## [What needs to be done]
If a line in the data below holds the word "Programm", copy it.

_____

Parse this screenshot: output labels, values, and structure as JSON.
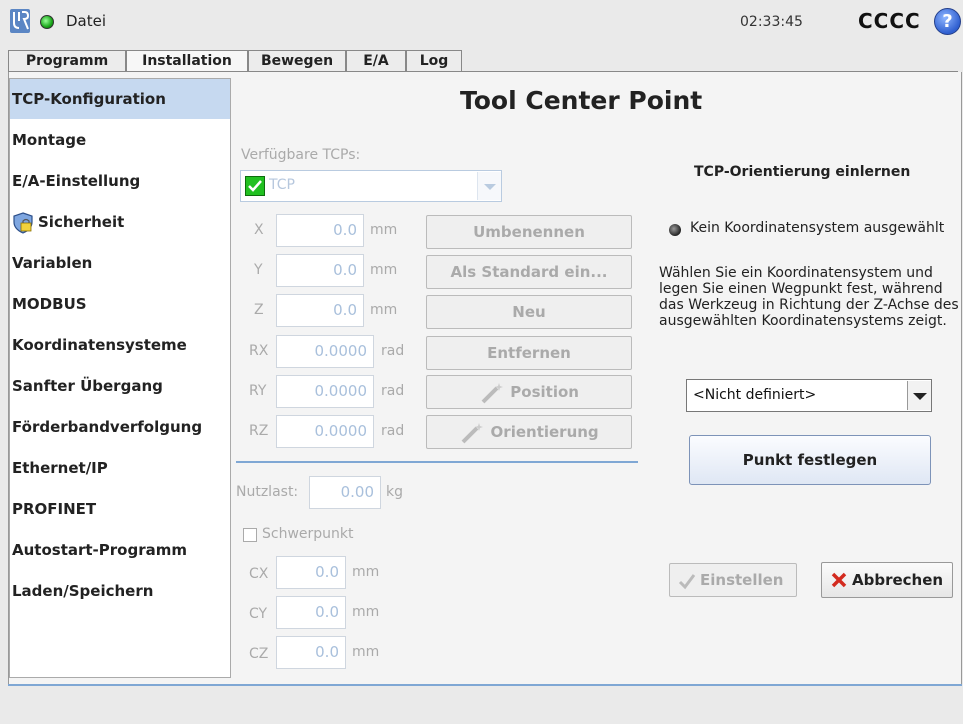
{
  "topbar": {
    "file_menu": "Datei",
    "clock": "02:33:45",
    "robot_name": "CCCC",
    "help": "?",
    "logo_icon": "ur-logo-icon",
    "status_color": "#1aa61a"
  },
  "tabs": [
    {
      "label": "Programm"
    },
    {
      "label": "Installation"
    },
    {
      "label": "Bewegen"
    },
    {
      "label": "E/A"
    },
    {
      "label": "Log"
    }
  ],
  "sidebar": {
    "items": [
      {
        "label": "TCP-Konfiguration"
      },
      {
        "label": "Montage"
      },
      {
        "label": "E/A-Einstellung"
      },
      {
        "label": "Sicherheit"
      },
      {
        "label": "Variablen"
      },
      {
        "label": "MODBUS"
      },
      {
        "label": "Koordinatensysteme"
      },
      {
        "label": "Sanfter Übergang"
      },
      {
        "label": "Förderbandverfolgung"
      },
      {
        "label": "Ethernet/IP"
      },
      {
        "label": "PROFINET"
      },
      {
        "label": "Autostart-Programm"
      },
      {
        "label": "Laden/Speichern"
      }
    ],
    "active_index": 0,
    "active_color": "#c6d9f0"
  },
  "main": {
    "title": "Tool Center Point",
    "available_label": "Verfügbare TCPs:",
    "tcp_selected": "TCP",
    "coords": [
      {
        "label": "X",
        "value": "0.0",
        "unit": "mm"
      },
      {
        "label": "Y",
        "value": "0.0",
        "unit": "mm"
      },
      {
        "label": "Z",
        "value": "0.0",
        "unit": "mm"
      },
      {
        "label": "RX",
        "value": "0.0000",
        "unit": "rad"
      },
      {
        "label": "RY",
        "value": "0.0000",
        "unit": "rad"
      },
      {
        "label": "RZ",
        "value": "0.0000",
        "unit": "rad"
      }
    ],
    "buttons": {
      "rename": "Umbenennen",
      "set_default": "Als Standard ein...",
      "new": "Neu",
      "remove": "Entfernen",
      "position": "Position",
      "orientation": "Orientierung"
    },
    "payload": {
      "label": "Nutzlast:",
      "value": "0.00",
      "unit": "kg"
    },
    "cog": {
      "label": "Schwerpunkt",
      "checked": false,
      "coords": [
        {
          "label": "CX",
          "value": "0.0",
          "unit": "mm"
        },
        {
          "label": "CY",
          "value": "0.0",
          "unit": "mm"
        },
        {
          "label": "CZ",
          "value": "0.0",
          "unit": "mm"
        }
      ]
    }
  },
  "orientation_panel": {
    "heading": "TCP-Orientierung einlernen",
    "status": "Kein Koordinatensystem ausgewählt",
    "instruction": "Wählen Sie ein Koordinatensystem und legen Sie einen Wegpunkt fest, während das Werkzeug in Richtung der Z-Achse des ausgewählten Koordinatensystems zeigt.",
    "frame_select_value": "<Nicht definiert>",
    "set_point_button": "Punkt festlegen",
    "apply_button": "Einstellen",
    "cancel_button": "Abbrechen"
  }
}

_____

## [Output of the task]
      "label": "Programm"
        "label": "Autostart-Programm"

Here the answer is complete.